## Data listing
▼
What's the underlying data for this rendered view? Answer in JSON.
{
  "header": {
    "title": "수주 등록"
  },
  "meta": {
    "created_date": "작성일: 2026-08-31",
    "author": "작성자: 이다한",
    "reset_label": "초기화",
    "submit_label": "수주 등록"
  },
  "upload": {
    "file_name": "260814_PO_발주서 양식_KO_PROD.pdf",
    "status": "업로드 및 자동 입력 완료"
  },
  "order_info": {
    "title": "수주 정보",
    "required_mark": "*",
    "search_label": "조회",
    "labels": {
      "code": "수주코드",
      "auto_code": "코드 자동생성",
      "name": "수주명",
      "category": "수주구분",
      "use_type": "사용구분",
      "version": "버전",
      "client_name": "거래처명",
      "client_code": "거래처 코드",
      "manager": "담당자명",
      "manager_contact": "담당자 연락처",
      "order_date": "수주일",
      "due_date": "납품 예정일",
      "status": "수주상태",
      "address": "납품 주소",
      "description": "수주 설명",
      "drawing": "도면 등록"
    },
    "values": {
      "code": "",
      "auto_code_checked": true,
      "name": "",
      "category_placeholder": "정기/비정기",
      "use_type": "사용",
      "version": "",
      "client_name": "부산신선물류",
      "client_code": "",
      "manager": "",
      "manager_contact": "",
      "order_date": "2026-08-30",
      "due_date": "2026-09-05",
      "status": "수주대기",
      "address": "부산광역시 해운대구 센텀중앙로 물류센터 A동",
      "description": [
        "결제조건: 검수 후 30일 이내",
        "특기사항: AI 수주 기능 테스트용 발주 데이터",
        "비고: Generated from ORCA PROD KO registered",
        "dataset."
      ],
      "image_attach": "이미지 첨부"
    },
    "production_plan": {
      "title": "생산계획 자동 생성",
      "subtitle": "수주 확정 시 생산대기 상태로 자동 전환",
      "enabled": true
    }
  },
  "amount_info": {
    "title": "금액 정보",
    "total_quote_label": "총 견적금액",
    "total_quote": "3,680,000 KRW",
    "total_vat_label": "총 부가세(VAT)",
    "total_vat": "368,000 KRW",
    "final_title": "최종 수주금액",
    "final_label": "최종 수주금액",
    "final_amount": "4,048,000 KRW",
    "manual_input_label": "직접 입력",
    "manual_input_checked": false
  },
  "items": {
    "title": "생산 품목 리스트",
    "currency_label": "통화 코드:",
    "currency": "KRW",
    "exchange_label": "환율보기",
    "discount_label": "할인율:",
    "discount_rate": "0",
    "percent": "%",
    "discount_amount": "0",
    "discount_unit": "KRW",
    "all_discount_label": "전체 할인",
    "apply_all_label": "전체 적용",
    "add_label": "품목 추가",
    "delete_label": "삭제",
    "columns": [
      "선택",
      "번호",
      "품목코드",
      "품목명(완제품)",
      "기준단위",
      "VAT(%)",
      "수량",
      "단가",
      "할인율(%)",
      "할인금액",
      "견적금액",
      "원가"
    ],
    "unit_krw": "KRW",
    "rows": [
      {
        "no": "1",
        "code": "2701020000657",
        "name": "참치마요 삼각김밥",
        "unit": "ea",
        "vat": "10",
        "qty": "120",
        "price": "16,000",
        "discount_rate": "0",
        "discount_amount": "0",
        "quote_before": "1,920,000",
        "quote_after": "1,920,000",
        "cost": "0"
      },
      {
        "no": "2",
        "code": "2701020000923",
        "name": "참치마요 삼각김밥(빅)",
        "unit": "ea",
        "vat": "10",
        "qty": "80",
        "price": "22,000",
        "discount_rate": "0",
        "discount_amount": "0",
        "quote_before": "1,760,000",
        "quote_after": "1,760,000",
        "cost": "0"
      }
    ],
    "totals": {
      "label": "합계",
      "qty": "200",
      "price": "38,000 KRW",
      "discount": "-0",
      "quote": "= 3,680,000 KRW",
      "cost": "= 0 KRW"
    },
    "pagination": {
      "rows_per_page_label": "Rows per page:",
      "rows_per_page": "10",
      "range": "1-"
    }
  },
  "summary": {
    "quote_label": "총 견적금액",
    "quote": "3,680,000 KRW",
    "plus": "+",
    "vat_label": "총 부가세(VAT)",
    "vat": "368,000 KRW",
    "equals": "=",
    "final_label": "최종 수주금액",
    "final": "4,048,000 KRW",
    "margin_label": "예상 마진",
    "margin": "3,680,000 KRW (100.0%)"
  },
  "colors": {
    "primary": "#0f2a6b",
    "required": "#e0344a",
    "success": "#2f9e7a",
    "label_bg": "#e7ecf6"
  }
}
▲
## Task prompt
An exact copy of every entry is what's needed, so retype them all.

## Your solution
What's the underlying data for this rendered view? Answer in JSON.
{
  "header": {
    "title": "수주 등록"
  },
  "meta": {
    "created_date": "작성일: 2026-08-31",
    "author": "작성자: 이다한",
    "reset_label": "초기화",
    "submit_label": "수주 등록"
  },
  "upload": {
    "file_name": "260814_PO_발주서 양식_KO_PROD.pdf",
    "status": "업로드 및 자동 입력 완료"
  },
  "order_info": {
    "title": "수주 정보",
    "required_mark": "*",
    "search_label": "조회",
    "labels": {
      "code": "수주코드",
      "auto_code": "코드 자동생성",
      "name": "수주명",
      "category": "수주구분",
      "use_type": "사용구분",
      "version": "버전",
      "client_name": "거래처명",
      "client_code": "거래처 코드",
      "manager": "담당자명",
      "manager_contact": "담당자 연락처",
      "order_date": "수주일",
      "due_date": "납품 예정일",
      "status": "수주상태",
      "address": "납품 주소",
      "description": "수주 설명",
      "drawing": "도면 등록"
    },
    "values": {
      "code": "",
      "auto_code_checked": true,
      "name": "",
      "category_placeholder": "정기/비정기",
      "use_type": "사용",
      "version": "",
      "client_name": "부산신선물류",
      "client_code": "",
      "manager": "",
      "manager_contact": "",
      "order_date": "2026-08-30",
      "due_date": "2026-09-05",
      "status": "수주대기",
      "address": "부산광역시 해운대구 센텀중앙로 물류센터 A동",
      "description": [
        "결제조건: 검수 후 30일 이내",
        "특기사항: AI 수주 기능 테스트용 발주 데이터",
        "비고: Generated from ORCA PROD KO registered",
        "dataset."
      ],
      "image_attach": "이미지 첨부"
    },
    "production_plan": {
      "title": "생산계획 자동 생성",
      "subtitle": "수주 확정 시 생산대기 상태로 자동 전환",
      "enabled": true
    }
  },
  "amount_info": {
    "title": "금액 정보",
    "total_quote_label": "총 견적금액",
    "total_quote": "3,680,000 KRW",
    "total_vat_label": "총 부가세(VAT)",
    "total_vat": "368,000 KRW",
    "final_title": "최종 수주금액",
    "final_label": "최종 수주금액",
    "final_amount": "4,048,000 KRW",
    "manual_input_label": "직접 입력",
    "manual_input_checked": false
  },
  "items": {
    "title": "생산 품목 리스트",
    "currency_label": "통화 코드:",
    "currency": "KRW",
    "exchange_label": "환율보기",
    "discount_label": "할인율:",
    "discount_rate": "0",
    "percent": "%",
    "discount_amount": "0",
    "discount_unit": "KRW",
    "all_discount_label": "전체 할인",
    "apply_all_label": "전체 적용",
    "add_label": "품목 추가",
    "delete_label": "삭제",
    "columns": [
      "선택",
      "번호",
      "품목코드",
      "품목명(완제품)",
      "기준단위",
      "VAT(%)",
      "수량",
      "단가",
      "할인율(%)",
      "할인금액",
      "견적금액",
      "원가"
    ],
    "unit_krw": "KRW",
    "rows": [
      {
        "no": "1",
        "code": "2701020000657",
        "name": "참치마요 삼각김밥",
        "unit": "ea",
        "vat": "10",
        "qty": "120",
        "price": "16,000",
        "discount_rate": "0",
        "discount_amount": "0",
        "quote_before": "1,920,000",
        "quote_after": "1,920,000",
        "cost": "0"
      },
      {
        "no": "2",
        "code": "2701020000923",
        "name": "참치마요 삼각김밥(빅)",
        "unit": "ea",
        "vat": "10",
        "qty": "80",
        "price": "22,000",
        "discount_rate": "0",
        "discount_amount": "0",
        "quote_before": "1,760,000",
        "quote_after": "1,760,000",
        "cost": "0"
      }
    ],
    "totals": {
      "label": "합계",
      "qty": "200",
      "price": "38,000 KRW",
      "discount": "-0",
      "quote": "= 3,680,000 KRW",
      "cost": "= 0 KRW"
    },
    "pagination": {
      "rows_per_page_label": "Rows per page:",
      "rows_per_page": "10",
      "range": "1-"
    }
  },
  "summary": {
    "quote_label": "총 견적금액",
    "quote": "3,680,000 KRW",
    "plus": "+",
    "vat_label": "총 부가세(VAT)",
    "vat": "368,000 KRW",
    "equals": "=",
    "final_label": "최종 수주금액",
    "final": "4,048,000 KRW",
    "margin_label": "예상 마진",
    "margin": "3,680,000 KRW (100.0%)"
  },
  "colors": {
    "primary": "#0f2a6b",
    "required": "#e0344a",
    "success": "#2f9e7a",
    "label_bg": "#e7ecf6"
  }
}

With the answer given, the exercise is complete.